As he raced through the U.S. Capitol this fall, Dr. Richard “Buz” Cooper, a 73-year-old University of Pennsylvania medical school professor, didn’t mince words. He denounced as “malarkey” a reigning premise of the health care debate – that one-third of the nation’s $2.5 trillion in annual health spending is unnecessary – and said that the idea came from “a bunch of clowns.”
Digging beyond these inflammatory comments, Rau finds that Cooper’s argument revolves around one idea: That the research “doesn’t take into account the high cost of helping the impoverished, who often spend more time in hospitals because they don’t have people to care for them at home and often return to the hospital when they can’t afford needed medications.”
Meanwhile, the Atlas folks’ response has been as blunt as Cooper’s attacks. They say the Penn researcher is wrong and doesn’t adequately understand Dartmouth’s statistical controls.
“It’s impossible to carry on a debate with somebody who does not understand statistics, and seems uninterested in learning,” Jonathan Skinner, a senior author of the Atlas, says of Cooper.
Most experts seem to be lining up on the Dartmouth side of the dispute, and Rau digs past the “clowns” and “malarkey” and helps readers understand the validity of Cooper’s criticism and the Atlas.

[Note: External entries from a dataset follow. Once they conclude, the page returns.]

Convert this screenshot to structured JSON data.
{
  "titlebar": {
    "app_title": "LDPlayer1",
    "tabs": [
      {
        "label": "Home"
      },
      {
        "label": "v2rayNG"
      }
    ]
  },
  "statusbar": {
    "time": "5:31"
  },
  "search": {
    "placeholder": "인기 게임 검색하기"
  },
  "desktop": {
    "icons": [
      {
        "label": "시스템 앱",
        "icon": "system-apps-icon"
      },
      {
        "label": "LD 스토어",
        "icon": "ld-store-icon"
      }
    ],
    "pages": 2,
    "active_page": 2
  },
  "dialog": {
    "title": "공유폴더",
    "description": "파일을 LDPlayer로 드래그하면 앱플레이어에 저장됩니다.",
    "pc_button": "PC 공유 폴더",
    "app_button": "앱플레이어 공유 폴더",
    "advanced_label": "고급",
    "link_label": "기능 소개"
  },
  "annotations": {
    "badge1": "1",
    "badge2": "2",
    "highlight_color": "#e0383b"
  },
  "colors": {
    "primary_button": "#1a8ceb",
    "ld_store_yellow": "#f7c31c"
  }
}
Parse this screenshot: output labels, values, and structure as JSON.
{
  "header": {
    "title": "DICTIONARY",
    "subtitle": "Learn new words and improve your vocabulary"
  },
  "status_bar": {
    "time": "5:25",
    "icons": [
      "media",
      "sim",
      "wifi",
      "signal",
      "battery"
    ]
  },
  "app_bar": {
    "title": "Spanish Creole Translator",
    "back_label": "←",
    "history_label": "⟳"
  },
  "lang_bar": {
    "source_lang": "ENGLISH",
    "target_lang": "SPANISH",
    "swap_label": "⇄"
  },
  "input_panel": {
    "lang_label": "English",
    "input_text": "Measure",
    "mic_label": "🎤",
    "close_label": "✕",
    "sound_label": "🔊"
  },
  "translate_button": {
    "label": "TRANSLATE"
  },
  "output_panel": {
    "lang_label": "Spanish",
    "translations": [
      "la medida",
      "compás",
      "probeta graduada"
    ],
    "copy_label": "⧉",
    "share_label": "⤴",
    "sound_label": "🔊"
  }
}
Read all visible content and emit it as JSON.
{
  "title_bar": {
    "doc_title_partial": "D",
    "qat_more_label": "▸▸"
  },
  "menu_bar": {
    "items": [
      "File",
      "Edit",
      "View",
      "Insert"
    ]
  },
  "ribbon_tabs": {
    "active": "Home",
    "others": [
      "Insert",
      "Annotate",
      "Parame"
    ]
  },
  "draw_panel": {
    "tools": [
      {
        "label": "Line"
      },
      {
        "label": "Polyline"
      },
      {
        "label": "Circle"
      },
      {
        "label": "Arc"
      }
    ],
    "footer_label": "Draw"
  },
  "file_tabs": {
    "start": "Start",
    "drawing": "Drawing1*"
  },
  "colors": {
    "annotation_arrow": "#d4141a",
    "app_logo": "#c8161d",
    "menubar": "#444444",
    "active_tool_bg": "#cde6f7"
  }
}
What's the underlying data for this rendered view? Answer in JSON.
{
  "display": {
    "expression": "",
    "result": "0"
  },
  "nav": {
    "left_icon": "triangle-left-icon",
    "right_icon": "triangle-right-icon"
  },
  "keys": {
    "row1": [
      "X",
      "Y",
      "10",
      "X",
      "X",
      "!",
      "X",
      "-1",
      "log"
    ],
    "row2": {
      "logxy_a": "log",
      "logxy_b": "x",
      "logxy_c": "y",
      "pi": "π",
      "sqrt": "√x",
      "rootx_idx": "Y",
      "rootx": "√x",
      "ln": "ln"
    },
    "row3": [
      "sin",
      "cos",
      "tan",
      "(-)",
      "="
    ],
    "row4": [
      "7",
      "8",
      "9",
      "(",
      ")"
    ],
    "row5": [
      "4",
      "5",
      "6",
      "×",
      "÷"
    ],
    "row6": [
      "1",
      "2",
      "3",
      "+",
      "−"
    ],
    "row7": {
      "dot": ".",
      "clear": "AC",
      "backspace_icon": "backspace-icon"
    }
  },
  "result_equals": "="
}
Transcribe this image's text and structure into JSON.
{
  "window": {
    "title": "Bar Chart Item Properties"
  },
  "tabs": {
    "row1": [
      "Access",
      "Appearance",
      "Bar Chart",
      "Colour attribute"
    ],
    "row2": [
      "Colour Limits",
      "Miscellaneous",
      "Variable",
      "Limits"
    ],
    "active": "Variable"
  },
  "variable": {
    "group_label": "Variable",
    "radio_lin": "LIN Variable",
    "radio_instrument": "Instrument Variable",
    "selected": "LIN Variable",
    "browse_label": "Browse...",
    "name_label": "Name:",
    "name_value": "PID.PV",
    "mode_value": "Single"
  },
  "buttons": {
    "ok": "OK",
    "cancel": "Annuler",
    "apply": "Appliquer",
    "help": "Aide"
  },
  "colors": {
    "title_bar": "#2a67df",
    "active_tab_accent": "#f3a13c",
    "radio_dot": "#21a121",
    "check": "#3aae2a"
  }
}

To learn more about the Dartmouth Atlas and how to use it to determine how medical resources are distributed and used in the United States, read AHCJ’s Covering Hospitals, a slim guide that focuses on how journalists can best use Dartmouth Atlas and Hospital Compare.